Even with a bye week under his belt where he wasn’t able to further put his talents on display, rookie tackle Rashawn Slater lost no ground to wide receiver Ja’Marr Chase when it came to ESPN’s recent edition of their rookie rankings.
Of course, Chase plays a skill position which means he’s going to run away with the award, but I have to give kudos where they’re due to ESPN for acknowledging Slater and his body of work so far this season. NFL Jeff Legwold continues to rank Slater as the second-best rookie behind Chase, who is honestly on pace to shatter the rookie receiving records that were set last year by his former LSU teammate, Justin Jefferson.
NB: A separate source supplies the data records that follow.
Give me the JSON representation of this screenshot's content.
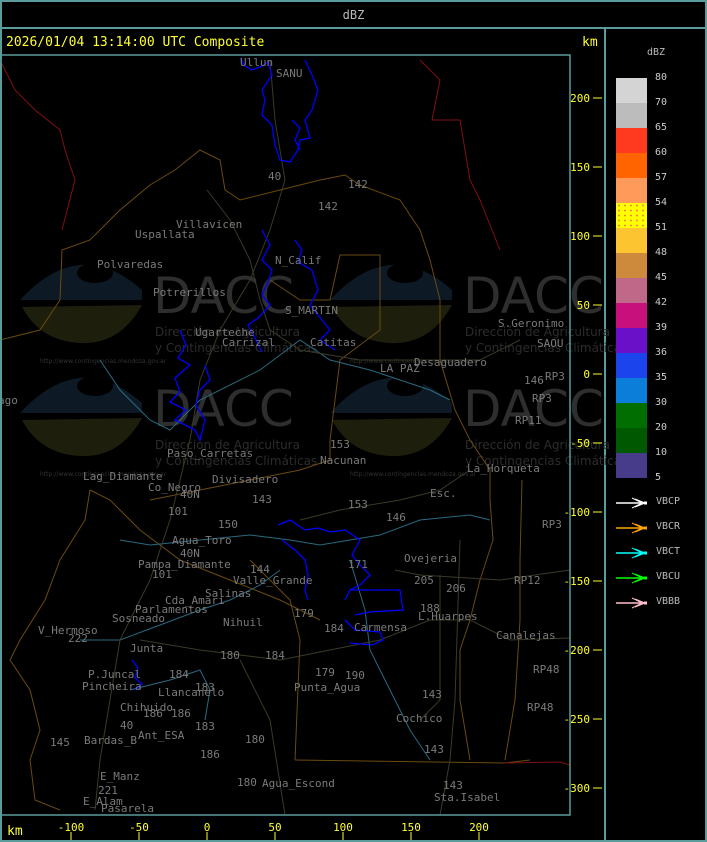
{
  "header": {
    "title": "dBZ"
  },
  "main": {
    "title": "2026/01/04 13:14:00 UTC Composite",
    "unit_top": "km",
    "unit_bottom": "km"
  },
  "axes": {
    "y_ticks": [
      "200",
      "150",
      "100",
      "50",
      "0",
      "-50",
      "-100",
      "-150",
      "-200",
      "-250",
      "-300"
    ],
    "x_ticks": [
      "-100",
      "-50",
      "0",
      "50",
      "100",
      "150",
      "200"
    ]
  },
  "legend": {
    "title": "dBZ",
    "bins": [
      {
        "label": "80",
        "color": "#d4d4d4"
      },
      {
        "label": "70",
        "color": "#bcbcbc"
      },
      {
        "label": "65",
        "color": "#ff3a1e"
      },
      {
        "label": "60",
        "color": "#ff6400"
      },
      {
        "label": "57",
        "color": "#ff9a5a"
      },
      {
        "label": "54",
        "color": "#ffff00"
      },
      {
        "label": "51",
        "color": "#fcc431"
      },
      {
        "label": "48",
        "color": "#cd8a3c"
      },
      {
        "label": "45",
        "color": "#bf6888"
      },
      {
        "label": "42",
        "color": "#c8107c"
      },
      {
        "label": "39",
        "color": "#6a10c8"
      },
      {
        "label": "36",
        "color": "#1c44ec"
      },
      {
        "label": "35",
        "color": "#0a7ed8"
      },
      {
        "label": "30",
        "color": "#006e00"
      },
      {
        "label": "20",
        "color": "#005800"
      },
      {
        "label": "10",
        "color": "#463c8a"
      }
    ],
    "last_label": "5",
    "arrows": [
      {
        "label": "VBCP",
        "color": "#ffffff"
      },
      {
        "label": "VBCR",
        "color": "#ffa500"
      },
      {
        "label": "VBCT",
        "color": "#00ffff"
      },
      {
        "label": "VBCU",
        "color": "#00ff00"
      },
      {
        "label": "VBBB",
        "color": "#ffc0cb"
      }
    ]
  },
  "watermark": {
    "logo": "DACC",
    "line1": "Dirección de Agricultura",
    "line2": "y Contingencias Climáticas",
    "url": "http://www.contingencias.mendoza.gov.ar"
  },
  "map": {
    "labels": [
      "Ullun",
      "SANU",
      "Villavicen",
      "Uspallata",
      "Polvaredas",
      "N_Calif",
      "Potrerillos",
      "S_MARTIN",
      "Ugarteche",
      "Carrizal",
      "Catitas",
      "LA PAZ",
      "Desaguadero",
      "S.Geronimo",
      "SAOU",
      "RP3",
      "RP3",
      "RP11",
      "146",
      "153",
      "Nacunan",
      "La_Horqueta",
      "Lag_Diamante",
      "Co_Negro",
      "Divisadero",
      "Paso_Carretas",
      "143",
      "Esc.",
      "146",
      "153",
      "150",
      "Agua_Toro",
      "Pampa_Diamante",
      "101",
      "101",
      "Valle_Grande",
      "144",
      "Salinas",
      "Cda_Amari",
      "Parlamentos",
      "Sosneado",
      "Nihuil",
      "V_Hermoso",
      "222",
      "Junta",
      "P.Juncal",
      "Pincheira",
      "Llancanelo",
      "Chihuido",
      "Ant_ESA",
      "Bardas_B",
      "145",
      "E_Manz",
      "221",
      "E_Alam",
      "Pasarela",
      "Agua_Escond",
      "Punta_Agua",
      "Carmensa",
      "L.Huarpes",
      "Canalejas",
      "RP48",
      "RP48",
      "Cochico",
      "143",
      "143",
      "143",
      "Sta.Isabel",
      "Ovejeria",
      "205",
      "206",
      "188",
      "RP12",
      "RP3",
      "179",
      "184",
      "179",
      "190",
      "180",
      "184",
      "184",
      "183",
      "186",
      "186",
      "183",
      "180",
      "186",
      "180",
      "40",
      "142",
      "142",
      "40",
      "40N",
      "40N",
      "171",
      "ago"
    ],
    "echo_color": "#0000ff"
  }
}
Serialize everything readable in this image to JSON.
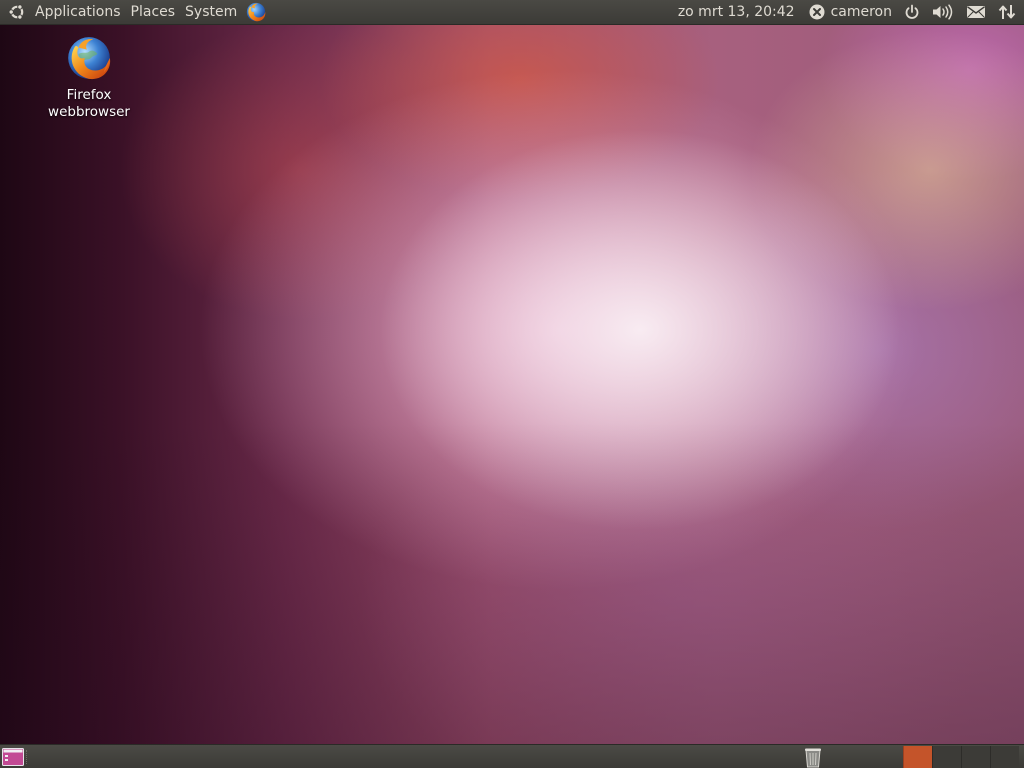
{
  "top_panel": {
    "menus": [
      "Applications",
      "Places",
      "System"
    ],
    "clock": "zo mrt 13, 20:42",
    "user_name": "cameron",
    "icons": {
      "logo": "ubuntu-logo-icon",
      "launcher": "firefox-icon",
      "status": "user-status-icon",
      "power": "power-icon",
      "volume": "volume-icon",
      "mail": "mail-icon",
      "network": "network-icon"
    }
  },
  "desktop": {
    "icons": [
      {
        "label": "Firefox\nwebbrowser",
        "icon": "firefox-icon"
      }
    ]
  },
  "bottom_panel": {
    "icons": {
      "show_desktop": "show-desktop-icon",
      "trash": "trash-icon"
    },
    "workspaces": 4,
    "active_workspace": 1
  },
  "colors": {
    "panel_bg": "#3c3b37",
    "panel_text": "#dfdbd2",
    "active_workspace": "#c4542a"
  }
}
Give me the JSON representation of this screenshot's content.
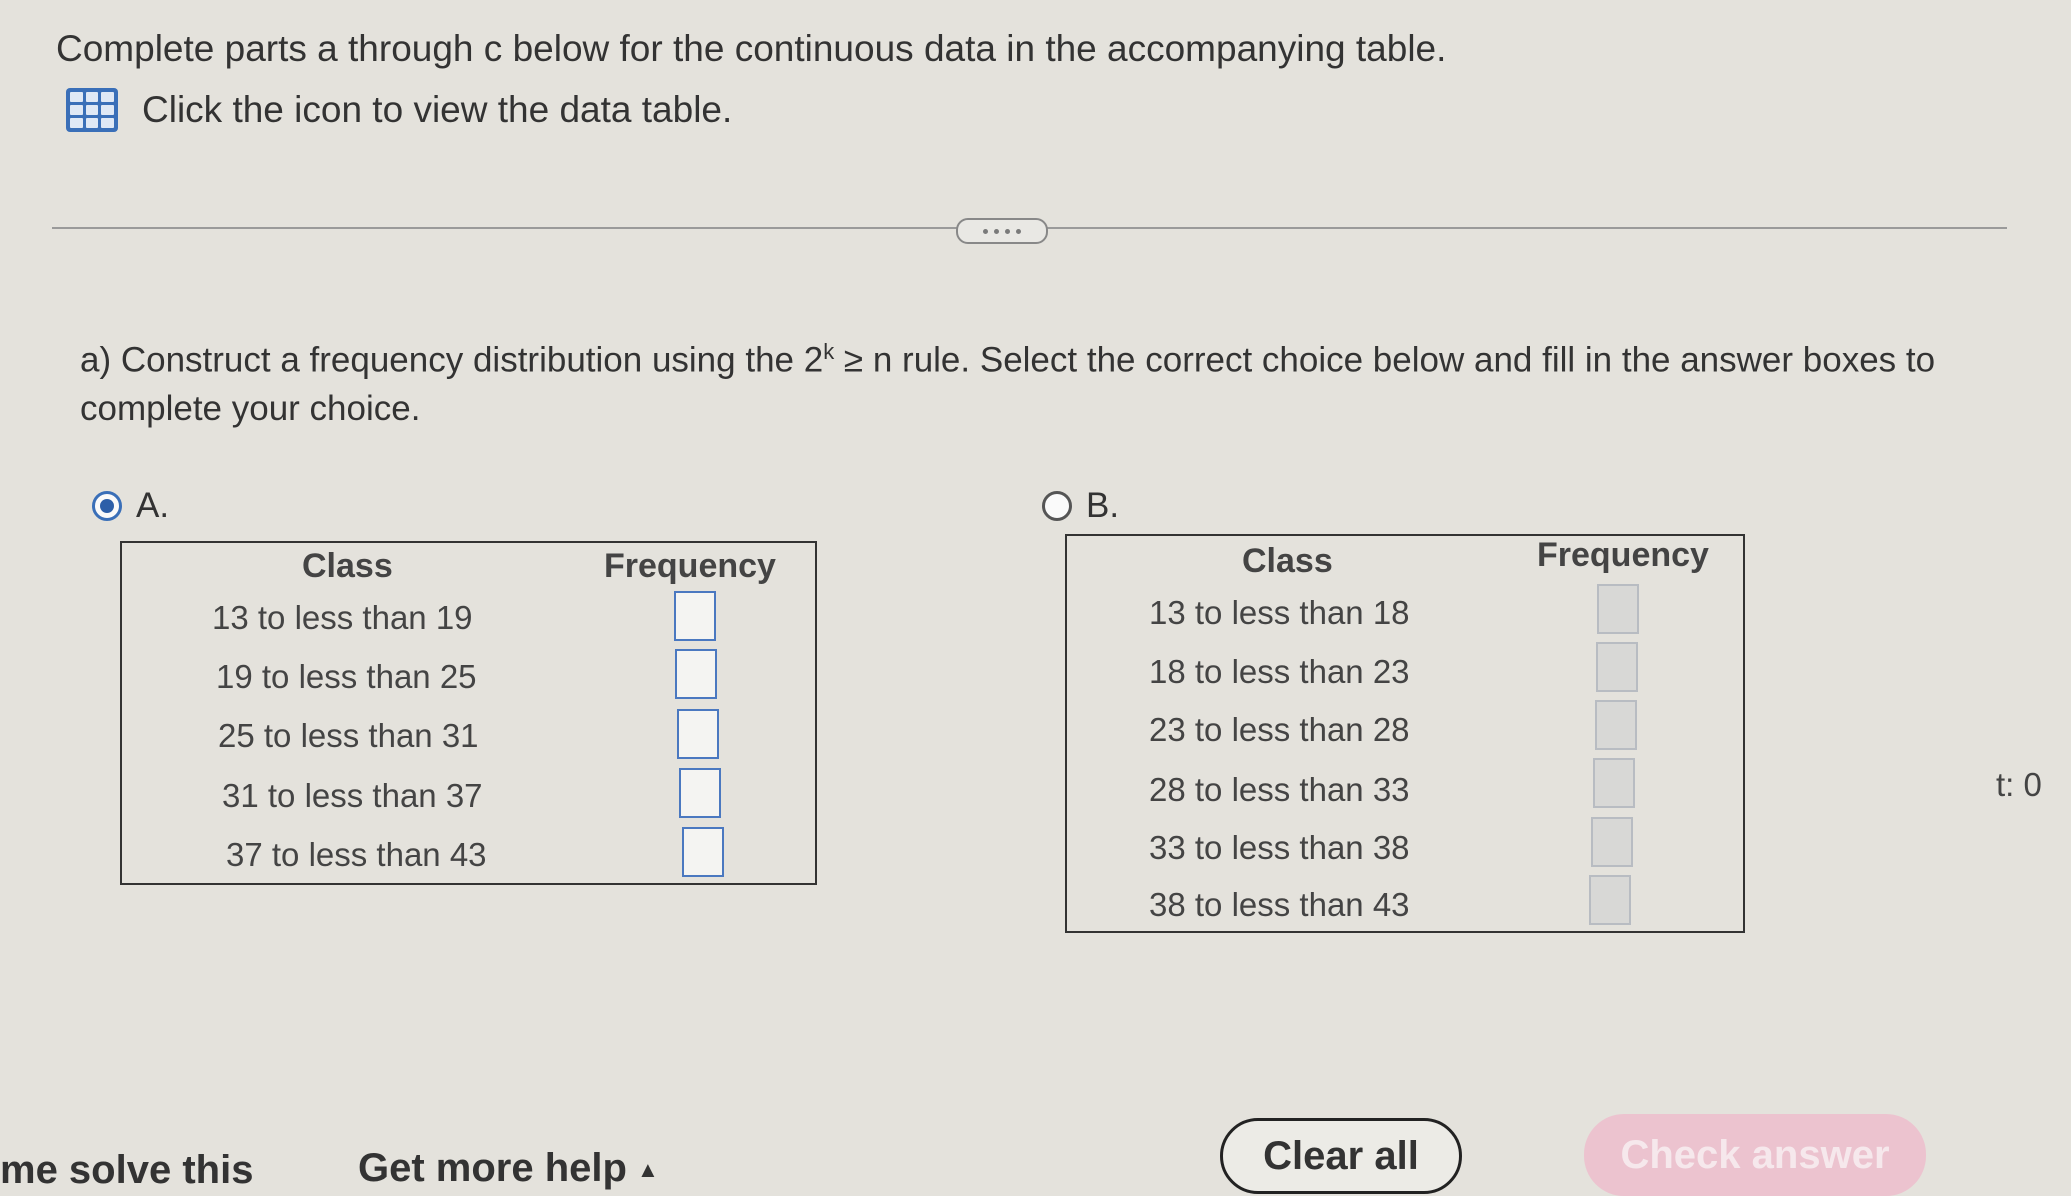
{
  "intro": "Complete parts a through c below for the continuous data in the accompanying table.",
  "data_link": "Click the icon to view the data table.",
  "question": {
    "prefix": "a) Construct a frequency distribution using the 2",
    "exponent": "k",
    "suffix": " ≥ n rule. Select the correct choice below and fill in the answer boxes to complete your choice."
  },
  "choices": [
    {
      "label": "A.",
      "selected": true,
      "class_header": "Class",
      "freq_header": "Frequency",
      "rows": [
        "13 to less than 19",
        "19 to less than 25",
        "25 to less than 31",
        "31 to less than 37",
        "37 to less than 43"
      ]
    },
    {
      "label": "B.",
      "selected": false,
      "class_header": "Class",
      "freq_header": "Frequency",
      "rows": [
        "13 to less than 18",
        "18 to less than 23",
        "23 to less than 28",
        "28 to less than 33",
        "33 to less than 38",
        "38 to less than 43"
      ]
    }
  ],
  "side_text": "t: 0",
  "footer": {
    "solve": "me solve this",
    "help": "Get more help",
    "clear": "Clear all",
    "check": "Check answer"
  },
  "colors": {
    "accent": "#2d5fa8",
    "check_button": "#ecc3cf"
  }
}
“Lists like these are often about degree of difficulty, and Slater checks that box pretty rigorously,” said Legwold. “He has already faced the likes of Chase Young, Maxx Crosby and Myles Garrett in his first six starts. Garrett did overpower Slater for a sack in Week 5 — though he may have gotten away with a hands-to-the-face penalty on the play — but body of work is always what matters most, and Slater’s body of work thus far is top shelf.”
Through the first six games of his professional career, Slater has only allowed two sacks, both of which came in their week five contest against the Browns. However, you could argue neither were actually Slater’s fault. On one particular sack by Garrett, Austin Ekeler tried to “help” Slater with a chip but it ultimately was the only reason Garrett was able to beat him to the inside. That play actually led to Slater telling Ekeler to stop chipping because of how much it was throwing him off.
Plain and simple, a rookie basically saying, “Let me take the best defensive player in the NFL one-on-one” speaks immense volumes about his confidence and overall ability this early in his career.
Slater’s been the recipient of major praise ever since his first game against Washington and there’s honestly no sign of it stopping anytime soon. Next up, potentially Matt Judon of the Patriots who currently leads his team with 6.5 sacks on the year.